Submitted February 23, 2009

Before Judges Carchman and R. B. Coleman.

Following a jury trial, defendant Karl D. Williams was convicted of first-degree robbery, N.J.S.A. 2C:15-1. The judge sentenced defendant to a mandatory extended prison term of fifteen years subject to serving 85% of the sentence pursuant to the No Early Release Act. N.J.S.A. 2C:43-7.2. We affirm.

The facts are simply stated. On January 1, 2006, the victim, Octavio Pena, was walking home from a store in Belmar when he was approached by defendant and another individual. Defendant grabbed Pena from the back and said, "Shut up, give me your chain." Pena pushed defendant away and ran home. Defendant chased the victim and at the victim's home, the victim and his friend subdued defendant who was held down until the police arrived. As a result of the robbery, Pena suffered bruises to his neck.

On appeal, defendant raises two points:

POINT I.

THE TRIAL COURT COMMITTED REVERSIBLE ERROR WHEN IT INCORRECTLY INSTRUCTED THE JURY DURING THE GENERAL INSTRUCTIONS. (Not Raised Below)

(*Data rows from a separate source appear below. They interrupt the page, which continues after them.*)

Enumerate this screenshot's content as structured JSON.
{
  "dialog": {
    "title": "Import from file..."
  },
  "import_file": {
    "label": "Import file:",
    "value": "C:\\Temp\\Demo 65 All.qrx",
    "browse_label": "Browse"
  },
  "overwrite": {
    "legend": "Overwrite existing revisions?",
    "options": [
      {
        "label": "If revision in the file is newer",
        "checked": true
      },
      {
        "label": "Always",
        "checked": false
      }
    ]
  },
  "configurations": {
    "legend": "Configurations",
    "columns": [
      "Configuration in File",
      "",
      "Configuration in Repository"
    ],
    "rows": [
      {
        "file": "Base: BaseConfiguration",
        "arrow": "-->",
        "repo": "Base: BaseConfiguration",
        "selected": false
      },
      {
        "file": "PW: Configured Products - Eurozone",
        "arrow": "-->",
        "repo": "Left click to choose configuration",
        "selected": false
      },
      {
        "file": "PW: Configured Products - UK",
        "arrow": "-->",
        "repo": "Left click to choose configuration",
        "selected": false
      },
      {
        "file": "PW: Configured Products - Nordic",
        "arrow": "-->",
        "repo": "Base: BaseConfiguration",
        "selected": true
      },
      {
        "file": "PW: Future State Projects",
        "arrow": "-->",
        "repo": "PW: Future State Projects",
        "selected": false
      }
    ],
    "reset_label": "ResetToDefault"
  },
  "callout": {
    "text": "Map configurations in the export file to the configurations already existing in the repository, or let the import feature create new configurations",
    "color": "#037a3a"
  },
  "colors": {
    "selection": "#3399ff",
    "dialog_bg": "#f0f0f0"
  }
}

POINT II.

WILLIAMS' SENTENCE IS MANIFESTLY EXCESSIVE.

In reference to Point I, defendant focuses on the jury charge and specifically identifies that portion of the charge that stated:

Before you retire to deliberate and reach your verdict, it is my obligation to instruct you as to the principles of law applicable in this case. You shall consider my instructions in their entirety and pick out any particular instruction and overemphasize it.

Subsequent to the filing of defendant's brief, on notice to defendant, the State moved before the Law Division to settle the form of record. By order of August 25, 2008, the Law Division granted the application, and on August 29, 2009, the court reporter filed an errata sheet indicating that the transcript was corrected to read: "You shall consider my instructions in their entirety and not pick out any particular instruction and overemphasize it."

Thereafter, defendant moved to strike the errata sheet and remand for a hearing. We denied the motions without prejudice but ordered the court reporter to submit a certification "setting forth the factual basis for the issuance of the 'Errata Sheet.'" We also granted both defendant and the State the opportunity to file any objections.

On February 25, 2009, the reporter filed the certification indicating that she had "inadvertently omitted the word 'not' during [her] editing of the transcript of this trial." In addition she attached "the stenographic folds which contain the omitted word 'not' to verify that it is indeed in my stenographic notes and deleting said word was a clerical error during the editing process." Neither defendant nor the State filed any objections.

We are satisfied that the alleged improper charge was a transcription error and not an error warranting our intervention.

Defendant further argues that the fifteen year sentence was excessive. We disagree.

The trial judge, when sentencing defendant found that there was a likelihood of defendant committing another offense, defendant had an extensive criminal record and there was a need to deter, all relevant and supported aggravating factors. See N.J.S.A. 2C:44-1(a)(3), (6) and (9). Defendant argues that there were mitigating factors, specifically, that he did not threaten serious harm and that he had a history of employment, a GED and had "spent most of his life alone." We conclude that none of these considerations rise to the level of mitigating factors. See N.J.S.A. 2C:44-1(b).

We are satisfied that defendant's sentence was warranted under the circumstances and does not shock the judicial conscience. State v. Pierce, 188 N.J. 155, 166 (2008).

Affirmed.


Buy This Entire Record For $7.95

Official citation and/or docket number and footnotes (if any) for this case available with purchase.

Learn more about what you receive with purchase of this case.